▶ Task input:
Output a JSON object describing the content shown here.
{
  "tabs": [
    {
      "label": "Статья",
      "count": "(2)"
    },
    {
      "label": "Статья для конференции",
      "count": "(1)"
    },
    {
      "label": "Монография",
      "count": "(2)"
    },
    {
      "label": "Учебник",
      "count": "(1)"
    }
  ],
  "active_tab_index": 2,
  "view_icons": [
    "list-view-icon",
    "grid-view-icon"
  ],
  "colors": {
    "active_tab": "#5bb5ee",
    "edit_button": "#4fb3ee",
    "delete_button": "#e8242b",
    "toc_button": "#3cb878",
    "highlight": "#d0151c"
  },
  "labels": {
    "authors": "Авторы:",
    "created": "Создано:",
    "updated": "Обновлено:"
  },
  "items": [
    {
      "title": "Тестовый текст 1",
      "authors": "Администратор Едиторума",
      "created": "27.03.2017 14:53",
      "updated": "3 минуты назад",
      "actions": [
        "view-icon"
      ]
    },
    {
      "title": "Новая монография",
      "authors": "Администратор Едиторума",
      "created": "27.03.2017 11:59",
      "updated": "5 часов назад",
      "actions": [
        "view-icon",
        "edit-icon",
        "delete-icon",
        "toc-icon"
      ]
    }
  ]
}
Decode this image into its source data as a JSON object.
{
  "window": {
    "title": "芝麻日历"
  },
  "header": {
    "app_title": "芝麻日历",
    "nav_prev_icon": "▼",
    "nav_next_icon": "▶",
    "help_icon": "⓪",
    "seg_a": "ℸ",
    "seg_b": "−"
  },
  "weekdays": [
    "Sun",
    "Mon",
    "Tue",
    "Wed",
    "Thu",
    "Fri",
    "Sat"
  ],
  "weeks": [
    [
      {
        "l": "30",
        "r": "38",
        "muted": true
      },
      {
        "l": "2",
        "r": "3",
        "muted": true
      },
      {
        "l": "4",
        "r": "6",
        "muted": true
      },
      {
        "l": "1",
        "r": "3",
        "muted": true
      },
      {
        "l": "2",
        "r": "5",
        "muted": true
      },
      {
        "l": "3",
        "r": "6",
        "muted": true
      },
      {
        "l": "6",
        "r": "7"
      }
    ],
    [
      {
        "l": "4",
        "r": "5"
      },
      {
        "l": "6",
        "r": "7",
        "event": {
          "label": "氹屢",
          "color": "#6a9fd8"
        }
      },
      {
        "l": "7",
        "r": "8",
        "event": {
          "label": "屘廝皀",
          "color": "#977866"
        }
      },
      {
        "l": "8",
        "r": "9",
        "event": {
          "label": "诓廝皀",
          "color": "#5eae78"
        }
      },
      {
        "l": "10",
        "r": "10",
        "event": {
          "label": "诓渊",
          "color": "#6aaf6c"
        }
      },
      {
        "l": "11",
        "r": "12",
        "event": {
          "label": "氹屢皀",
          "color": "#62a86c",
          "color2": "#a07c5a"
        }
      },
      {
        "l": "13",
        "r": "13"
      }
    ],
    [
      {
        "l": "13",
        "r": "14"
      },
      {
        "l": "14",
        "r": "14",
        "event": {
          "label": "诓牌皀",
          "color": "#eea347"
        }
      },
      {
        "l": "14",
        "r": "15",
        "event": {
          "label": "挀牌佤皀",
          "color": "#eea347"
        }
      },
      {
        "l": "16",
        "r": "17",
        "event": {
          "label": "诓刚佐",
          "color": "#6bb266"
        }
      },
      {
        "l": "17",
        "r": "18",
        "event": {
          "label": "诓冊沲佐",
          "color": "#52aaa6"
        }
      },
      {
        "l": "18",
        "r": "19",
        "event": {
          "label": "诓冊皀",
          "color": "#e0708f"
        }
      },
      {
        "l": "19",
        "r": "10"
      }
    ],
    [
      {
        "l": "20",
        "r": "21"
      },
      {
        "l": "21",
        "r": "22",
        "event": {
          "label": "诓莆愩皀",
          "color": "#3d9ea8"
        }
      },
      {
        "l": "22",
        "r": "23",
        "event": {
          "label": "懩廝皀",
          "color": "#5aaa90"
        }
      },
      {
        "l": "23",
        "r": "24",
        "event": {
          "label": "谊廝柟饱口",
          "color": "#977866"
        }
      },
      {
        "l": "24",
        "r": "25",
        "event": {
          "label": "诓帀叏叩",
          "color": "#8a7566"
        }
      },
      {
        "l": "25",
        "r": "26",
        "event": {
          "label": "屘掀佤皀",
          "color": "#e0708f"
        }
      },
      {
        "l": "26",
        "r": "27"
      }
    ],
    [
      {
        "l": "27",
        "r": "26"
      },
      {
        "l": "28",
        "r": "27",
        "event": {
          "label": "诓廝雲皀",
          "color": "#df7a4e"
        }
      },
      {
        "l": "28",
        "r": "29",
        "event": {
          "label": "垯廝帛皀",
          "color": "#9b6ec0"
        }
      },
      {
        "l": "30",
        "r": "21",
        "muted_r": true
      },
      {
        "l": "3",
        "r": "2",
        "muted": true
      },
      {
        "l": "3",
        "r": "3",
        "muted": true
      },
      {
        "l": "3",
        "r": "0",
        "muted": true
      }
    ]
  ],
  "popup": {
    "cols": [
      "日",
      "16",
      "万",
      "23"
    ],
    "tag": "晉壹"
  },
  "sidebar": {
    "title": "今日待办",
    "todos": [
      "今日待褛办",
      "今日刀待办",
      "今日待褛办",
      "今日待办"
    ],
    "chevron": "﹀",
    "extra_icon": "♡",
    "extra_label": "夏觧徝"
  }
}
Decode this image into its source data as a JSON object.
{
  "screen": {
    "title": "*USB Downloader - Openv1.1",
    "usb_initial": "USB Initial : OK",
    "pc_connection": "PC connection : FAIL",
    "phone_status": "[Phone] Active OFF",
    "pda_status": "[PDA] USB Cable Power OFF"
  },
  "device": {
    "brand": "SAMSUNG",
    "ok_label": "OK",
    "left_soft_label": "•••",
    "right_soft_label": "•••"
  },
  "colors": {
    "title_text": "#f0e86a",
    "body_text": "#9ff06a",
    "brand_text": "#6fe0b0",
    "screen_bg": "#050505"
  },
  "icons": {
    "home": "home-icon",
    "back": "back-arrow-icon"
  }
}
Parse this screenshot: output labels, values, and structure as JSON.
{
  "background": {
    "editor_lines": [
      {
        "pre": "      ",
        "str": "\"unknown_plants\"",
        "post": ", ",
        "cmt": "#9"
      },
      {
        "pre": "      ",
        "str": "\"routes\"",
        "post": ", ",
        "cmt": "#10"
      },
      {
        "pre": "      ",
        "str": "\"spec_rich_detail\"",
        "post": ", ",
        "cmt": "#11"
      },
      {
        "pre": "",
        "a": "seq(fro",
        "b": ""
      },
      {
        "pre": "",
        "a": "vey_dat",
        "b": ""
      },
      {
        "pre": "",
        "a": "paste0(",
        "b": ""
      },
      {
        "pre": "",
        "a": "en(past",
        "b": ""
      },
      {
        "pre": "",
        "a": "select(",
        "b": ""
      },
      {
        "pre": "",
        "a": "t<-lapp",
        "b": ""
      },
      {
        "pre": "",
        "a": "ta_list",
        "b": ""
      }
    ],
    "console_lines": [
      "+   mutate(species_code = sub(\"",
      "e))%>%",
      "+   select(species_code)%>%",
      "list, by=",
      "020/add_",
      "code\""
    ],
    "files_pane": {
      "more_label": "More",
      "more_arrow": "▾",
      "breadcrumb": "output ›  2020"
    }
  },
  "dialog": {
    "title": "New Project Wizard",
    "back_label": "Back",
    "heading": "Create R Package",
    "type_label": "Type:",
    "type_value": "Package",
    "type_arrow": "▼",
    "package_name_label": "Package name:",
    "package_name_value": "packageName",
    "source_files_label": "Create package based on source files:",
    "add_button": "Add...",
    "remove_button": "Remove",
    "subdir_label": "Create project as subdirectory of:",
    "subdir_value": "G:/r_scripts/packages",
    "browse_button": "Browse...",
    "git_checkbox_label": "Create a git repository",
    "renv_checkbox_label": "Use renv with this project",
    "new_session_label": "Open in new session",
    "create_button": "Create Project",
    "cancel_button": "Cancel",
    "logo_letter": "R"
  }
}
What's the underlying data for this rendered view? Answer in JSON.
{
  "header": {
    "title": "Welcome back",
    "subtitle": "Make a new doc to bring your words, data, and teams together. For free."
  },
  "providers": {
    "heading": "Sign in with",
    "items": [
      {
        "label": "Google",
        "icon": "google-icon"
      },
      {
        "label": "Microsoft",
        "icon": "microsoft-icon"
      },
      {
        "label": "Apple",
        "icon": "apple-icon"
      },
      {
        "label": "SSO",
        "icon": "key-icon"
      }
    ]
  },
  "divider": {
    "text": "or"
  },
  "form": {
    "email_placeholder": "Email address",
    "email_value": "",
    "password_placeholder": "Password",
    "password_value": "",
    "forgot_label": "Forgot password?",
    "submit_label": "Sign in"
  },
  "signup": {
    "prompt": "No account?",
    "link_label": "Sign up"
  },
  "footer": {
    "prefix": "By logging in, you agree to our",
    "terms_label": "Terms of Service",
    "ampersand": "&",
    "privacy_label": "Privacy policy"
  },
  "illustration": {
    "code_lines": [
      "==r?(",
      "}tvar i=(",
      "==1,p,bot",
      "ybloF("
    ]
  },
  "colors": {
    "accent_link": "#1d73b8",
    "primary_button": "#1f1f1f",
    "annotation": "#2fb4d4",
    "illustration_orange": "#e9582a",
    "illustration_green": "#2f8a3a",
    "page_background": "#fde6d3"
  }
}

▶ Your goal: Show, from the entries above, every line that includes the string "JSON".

▶ Exercise result:
Output a JSON object describing the content shown here.
Decode this image into its source data as a JSON object.
Decode this image into its source data as a JSON object.
Parse this screenshot: output labels, values, and structure as JSON.
What's the underlying data for this rendered view? Answer in JSON.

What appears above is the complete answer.